[Extracted records]

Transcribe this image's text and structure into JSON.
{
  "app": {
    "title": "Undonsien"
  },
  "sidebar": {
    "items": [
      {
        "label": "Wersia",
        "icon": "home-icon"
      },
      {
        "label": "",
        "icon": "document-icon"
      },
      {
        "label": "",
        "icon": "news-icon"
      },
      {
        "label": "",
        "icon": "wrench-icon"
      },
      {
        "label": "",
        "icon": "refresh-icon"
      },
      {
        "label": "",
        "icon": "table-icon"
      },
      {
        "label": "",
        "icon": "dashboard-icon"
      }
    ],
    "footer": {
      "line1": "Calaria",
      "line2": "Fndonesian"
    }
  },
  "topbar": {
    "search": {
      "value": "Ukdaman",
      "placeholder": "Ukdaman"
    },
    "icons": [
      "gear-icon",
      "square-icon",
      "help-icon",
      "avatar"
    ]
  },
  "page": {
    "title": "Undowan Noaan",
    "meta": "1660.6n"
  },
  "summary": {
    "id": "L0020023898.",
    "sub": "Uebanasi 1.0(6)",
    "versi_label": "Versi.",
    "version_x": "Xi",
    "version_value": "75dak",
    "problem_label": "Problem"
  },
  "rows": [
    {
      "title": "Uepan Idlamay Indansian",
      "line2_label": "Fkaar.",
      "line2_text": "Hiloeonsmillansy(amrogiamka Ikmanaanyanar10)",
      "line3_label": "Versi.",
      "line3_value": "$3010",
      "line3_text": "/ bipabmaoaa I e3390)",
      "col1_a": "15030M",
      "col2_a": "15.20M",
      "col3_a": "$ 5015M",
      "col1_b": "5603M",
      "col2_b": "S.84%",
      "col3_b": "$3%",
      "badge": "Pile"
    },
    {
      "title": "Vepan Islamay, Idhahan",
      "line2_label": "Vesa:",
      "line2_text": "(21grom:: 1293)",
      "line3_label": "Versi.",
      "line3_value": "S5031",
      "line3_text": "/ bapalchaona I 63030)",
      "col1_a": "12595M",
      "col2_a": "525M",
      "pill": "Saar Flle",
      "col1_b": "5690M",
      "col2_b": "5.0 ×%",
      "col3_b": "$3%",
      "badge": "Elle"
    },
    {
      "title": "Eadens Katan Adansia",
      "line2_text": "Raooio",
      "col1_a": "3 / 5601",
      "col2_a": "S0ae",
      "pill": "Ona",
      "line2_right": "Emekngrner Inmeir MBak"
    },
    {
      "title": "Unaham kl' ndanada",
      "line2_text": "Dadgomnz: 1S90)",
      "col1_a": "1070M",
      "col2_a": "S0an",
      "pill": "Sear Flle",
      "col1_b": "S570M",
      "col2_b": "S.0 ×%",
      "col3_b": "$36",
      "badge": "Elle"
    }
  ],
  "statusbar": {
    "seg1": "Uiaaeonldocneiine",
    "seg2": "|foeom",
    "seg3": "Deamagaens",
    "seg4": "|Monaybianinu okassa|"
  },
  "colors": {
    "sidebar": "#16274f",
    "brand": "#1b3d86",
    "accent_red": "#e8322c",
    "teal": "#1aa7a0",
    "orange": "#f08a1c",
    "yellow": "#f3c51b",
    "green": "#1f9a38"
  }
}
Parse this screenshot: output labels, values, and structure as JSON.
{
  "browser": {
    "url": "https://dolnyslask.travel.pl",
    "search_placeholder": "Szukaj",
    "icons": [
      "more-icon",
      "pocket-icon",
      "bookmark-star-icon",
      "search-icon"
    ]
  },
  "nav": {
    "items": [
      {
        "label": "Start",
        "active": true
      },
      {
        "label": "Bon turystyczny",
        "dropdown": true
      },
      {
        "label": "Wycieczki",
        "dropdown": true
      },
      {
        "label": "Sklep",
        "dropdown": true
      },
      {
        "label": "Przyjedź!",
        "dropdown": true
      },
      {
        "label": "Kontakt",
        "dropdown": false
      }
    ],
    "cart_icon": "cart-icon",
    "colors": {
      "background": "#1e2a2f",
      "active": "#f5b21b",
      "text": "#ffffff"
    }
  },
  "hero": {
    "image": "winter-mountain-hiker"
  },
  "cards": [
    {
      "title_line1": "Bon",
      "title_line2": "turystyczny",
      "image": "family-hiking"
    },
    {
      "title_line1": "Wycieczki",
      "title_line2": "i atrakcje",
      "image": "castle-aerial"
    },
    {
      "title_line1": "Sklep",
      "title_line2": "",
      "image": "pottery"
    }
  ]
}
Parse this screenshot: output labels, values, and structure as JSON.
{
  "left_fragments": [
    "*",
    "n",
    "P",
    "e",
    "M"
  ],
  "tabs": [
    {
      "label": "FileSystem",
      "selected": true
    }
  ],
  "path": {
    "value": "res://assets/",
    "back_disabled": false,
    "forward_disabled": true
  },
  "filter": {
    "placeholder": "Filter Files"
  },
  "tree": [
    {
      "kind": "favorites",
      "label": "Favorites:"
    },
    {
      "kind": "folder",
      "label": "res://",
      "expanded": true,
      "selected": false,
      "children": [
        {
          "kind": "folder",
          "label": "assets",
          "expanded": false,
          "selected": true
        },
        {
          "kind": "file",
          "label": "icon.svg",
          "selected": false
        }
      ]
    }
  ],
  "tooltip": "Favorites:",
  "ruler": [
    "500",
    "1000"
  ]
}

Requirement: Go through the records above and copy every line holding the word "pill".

Expected answer:
      "pill": "Saar Flle",
      "pill": "Ona",
      "pill": "Sear Flle",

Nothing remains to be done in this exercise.